Androgen deprivation therapy (ADT) is the longstanding initial treatment for advanced hormone-sensitive prostate adenocarcinoma. Nonetheless, patients who are initiated on ADT will invariably progress by developing prostate cancer cellular clonal populations, which creates a phenotype of more castrationresistant disease with more aggressive biology.1
Centers of Excellence
Contemporary Management of nmCRPC
Androgen deprivation therapy (ADT) is the backbone of therapy for advanced prostate cancer patients who have failed primary interventional therapy. Most of these patients will develop, through a potential multitude of resistance mechanisms, neoplastic cellular progression, and proliferation which subsequently leads to PSA relapse.2 Castration-resistant prostate cancer (CRPC), a rising PSA with castrate levels of testosterone alongside no radiographic imaging findings with conventional imaging (CT/Bone scans) are designated as non-metastatic (nmCRPC), or sometimes as M0CRPC.
Neal Shore, MD, is the Medical Director of the Carolina Urologic Research Center. He practices with Atlantic Urology Clinics in Myrtle Beach, South Carolina. He serves on several industry advisory boards as well as academic and advocacy networks: including the Society Urologic Oncology Clinical Trials Consortium, Bladder Cancer Advocacy Network, and the Large Urology Group Practice Association. Dr. Shore is the editor-in-chief of UroToday’s print publication, Everyday Urology- Oncology Insights.
When patients receive a diagnosis of cancer it can be devastating. Suddenly their world is turned upside down, populated by doctors, diagnostic tests, and treatments.

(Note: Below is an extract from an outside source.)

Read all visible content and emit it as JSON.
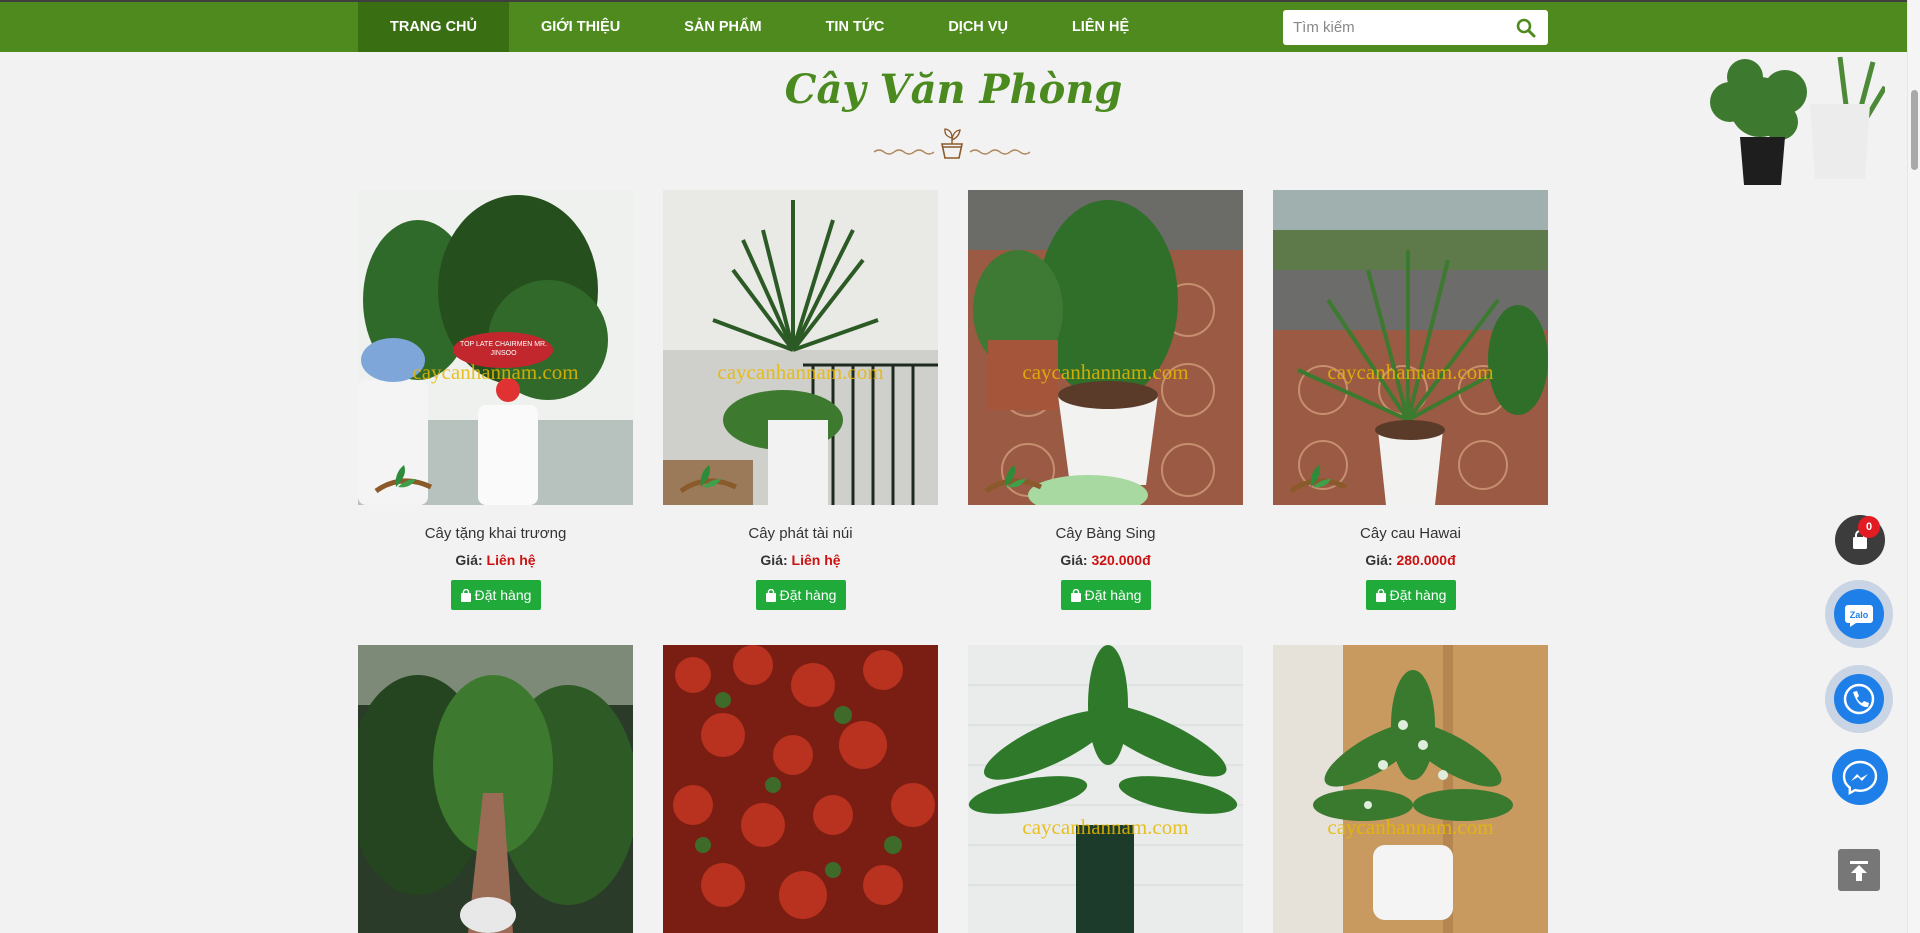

The standard process for newly diagnosed patients with prostate cancer is a chronologically linear and often one-dimensional process managed by urologists.3